_Excerpts from an interface dataset:_
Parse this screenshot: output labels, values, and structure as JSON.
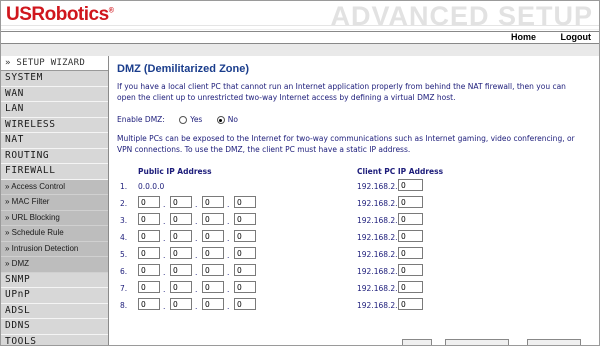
{
  "header": {
    "brand": "USRobotics",
    "brand_mark": "®",
    "section_title": "ADVANCED SETUP"
  },
  "topnav": {
    "home": "Home",
    "logout": "Logout"
  },
  "sidebar": {
    "heading": "» SETUP WIZARD",
    "items": [
      {
        "label": "SYSTEM",
        "type": "main"
      },
      {
        "label": "WAN",
        "type": "main"
      },
      {
        "label": "LAN",
        "type": "main"
      },
      {
        "label": "WIRELESS",
        "type": "main"
      },
      {
        "label": "NAT",
        "type": "main"
      },
      {
        "label": "ROUTING",
        "type": "main"
      },
      {
        "label": "FIREWALL",
        "type": "main"
      },
      {
        "label": "» Access Control",
        "type": "sub"
      },
      {
        "label": "» MAC Filter",
        "type": "sub"
      },
      {
        "label": "» URL Blocking",
        "type": "sub"
      },
      {
        "label": "» Schedule Rule",
        "type": "sub"
      },
      {
        "label": "» Intrusion Detection",
        "type": "sub"
      },
      {
        "label": "» DMZ",
        "type": "sub"
      },
      {
        "label": "SNMP",
        "type": "main"
      },
      {
        "label": "UPnP",
        "type": "main"
      },
      {
        "label": "ADSL",
        "type": "main"
      },
      {
        "label": "DDNS",
        "type": "main"
      },
      {
        "label": "TOOLS",
        "type": "main"
      }
    ]
  },
  "main": {
    "title": "DMZ (Demilitarized Zone)",
    "intro": "If you have a local client PC that cannot run an Internet application properly from behind the NAT firewall, then you can open the client up to unrestricted two-way Internet access by defining a virtual DMZ host.",
    "enable_label": "Enable DMZ:",
    "enable_yes": "Yes",
    "enable_no": "No",
    "enable_selected": "No",
    "info": "Multiple PCs can be exposed to the Internet for two-way communications such as Internet gaming, video conferencing, or VPN connections.  To use the DMZ, the client PC must have a static IP address.",
    "public_ip_header": "Public IP Address",
    "client_ip_header": "Client PC IP Address",
    "client_prefix": "192.168.2.",
    "rows": [
      {
        "num": "1.",
        "public_static": "0.0.0.0",
        "octets": null,
        "client": "0"
      },
      {
        "num": "2.",
        "public_static": null,
        "octets": [
          "0",
          "0",
          "0",
          "0"
        ],
        "client": "0"
      },
      {
        "num": "3.",
        "public_static": null,
        "octets": [
          "0",
          "0",
          "0",
          "0"
        ],
        "client": "0"
      },
      {
        "num": "4.",
        "public_static": null,
        "octets": [
          "0",
          "0",
          "0",
          "0"
        ],
        "client": "0"
      },
      {
        "num": "5.",
        "public_static": null,
        "octets": [
          "0",
          "0",
          "0",
          "0"
        ],
        "client": "0"
      },
      {
        "num": "6.",
        "public_static": null,
        "octets": [
          "0",
          "0",
          "0",
          "0"
        ],
        "client": "0"
      },
      {
        "num": "7.",
        "public_static": null,
        "octets": [
          "0",
          "0",
          "0",
          "0"
        ],
        "client": "0"
      },
      {
        "num": "8.",
        "public_static": null,
        "octets": [
          "0",
          "0",
          "0",
          "0"
        ],
        "client": "0"
      }
    ]
  },
  "colors": {
    "brand_red": "#d0161d",
    "title_blue": "#1a3d8c",
    "text_navy": "#1c1c7a",
    "sidebar_bg": "#d7d7d7",
    "submenu_bg": "#bdbdbd"
  }
}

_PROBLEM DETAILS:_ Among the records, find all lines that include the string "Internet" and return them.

_SOLUTION FOR THIS EXERCISE:_
    "intro": "If you have a local client PC that cannot run an Internet application properly from behind the NAT firewall, then you can open the client up to unrestricted two-way Internet access by defining a virtual DMZ host.",
    "info": "Multiple PCs can be exposed to the Internet for two-way communications such as Internet gaming, video conferencing, or VPN connections.  To use the DMZ, the client PC must have a static IP address.",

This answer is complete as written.